Another friend is dropped during a community theater rehearsal while being carried offstage
and shatters several bones in one leg. Months of recovery and rehab and dreariness ensue.
Healing takes so much longer now.
Life. So hard.
A friend watches yet again as disease erodes the spirit of
His mate and best friend of decades.
Long nights in the darkness, wondering if her breathing
will stop this time… or this time… or this time…
He falls asleep, finally, and wakes at dawn in a panic.
Her chest is moving up and down. This day, like the others,
Will be hard. Nothing to do but get through it. Weeks need to pass.
He lays his head back on the pillow and stares at the ceiling.
Feels his advancing age and
Fears his own decay, he wants to quit, to leave.
He think about the restorative power of new love, could he have it?
But he cannot abandon his first when she needs him most.
There is no one to comfort him, no one to care for the caregiver.
No one likes a whiner. He is silent.
A shower. Helping her to the bathroom. Helping her dress. Holding her. Going to work.
These are the scenes of quiet desperation in ordinary lives. Not cinematic, not grand, not all that unusual.
These are our lives, We’re busy with our lives. Our regular lives.
Full of pain and delusion and quiet courage, full of sorrows and sins and weaknesses, too.
And if any pollster wants to check the country’s mood,
They need to find a way to measure the kind of courage it takes
To face every dawn and keep going. Meanwhile, it’s fine for us to

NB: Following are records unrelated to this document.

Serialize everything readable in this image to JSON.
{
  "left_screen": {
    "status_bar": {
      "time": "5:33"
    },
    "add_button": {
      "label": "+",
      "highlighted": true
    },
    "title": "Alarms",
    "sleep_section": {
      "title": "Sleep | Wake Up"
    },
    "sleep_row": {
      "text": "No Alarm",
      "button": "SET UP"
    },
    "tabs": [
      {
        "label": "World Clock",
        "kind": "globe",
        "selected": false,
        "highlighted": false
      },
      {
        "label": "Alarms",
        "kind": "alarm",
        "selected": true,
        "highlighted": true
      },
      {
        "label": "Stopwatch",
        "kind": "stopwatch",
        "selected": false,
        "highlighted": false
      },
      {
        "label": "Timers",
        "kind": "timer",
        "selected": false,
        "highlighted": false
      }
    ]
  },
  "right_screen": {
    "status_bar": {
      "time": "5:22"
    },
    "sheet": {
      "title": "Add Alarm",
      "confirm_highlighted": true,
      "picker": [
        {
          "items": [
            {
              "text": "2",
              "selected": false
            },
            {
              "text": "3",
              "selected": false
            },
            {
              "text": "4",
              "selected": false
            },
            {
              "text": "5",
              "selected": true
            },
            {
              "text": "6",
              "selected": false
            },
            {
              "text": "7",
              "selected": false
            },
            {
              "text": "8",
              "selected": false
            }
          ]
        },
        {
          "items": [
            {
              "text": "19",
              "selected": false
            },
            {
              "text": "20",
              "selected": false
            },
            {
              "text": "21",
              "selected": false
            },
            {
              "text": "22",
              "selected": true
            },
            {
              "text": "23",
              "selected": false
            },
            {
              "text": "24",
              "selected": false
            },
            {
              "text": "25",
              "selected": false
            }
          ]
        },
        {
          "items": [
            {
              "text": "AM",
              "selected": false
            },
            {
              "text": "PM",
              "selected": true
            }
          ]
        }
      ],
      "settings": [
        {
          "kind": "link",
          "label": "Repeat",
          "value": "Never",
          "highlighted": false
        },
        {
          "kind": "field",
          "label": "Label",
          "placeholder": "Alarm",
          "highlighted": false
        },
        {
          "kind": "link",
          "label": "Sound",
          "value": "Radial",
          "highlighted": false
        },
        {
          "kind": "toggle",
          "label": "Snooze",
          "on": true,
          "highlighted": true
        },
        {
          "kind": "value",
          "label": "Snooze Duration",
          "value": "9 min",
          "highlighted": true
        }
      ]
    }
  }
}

tell the pundits and pollsters and politicians and other vermin like them,
You need to
We’re busy with important things.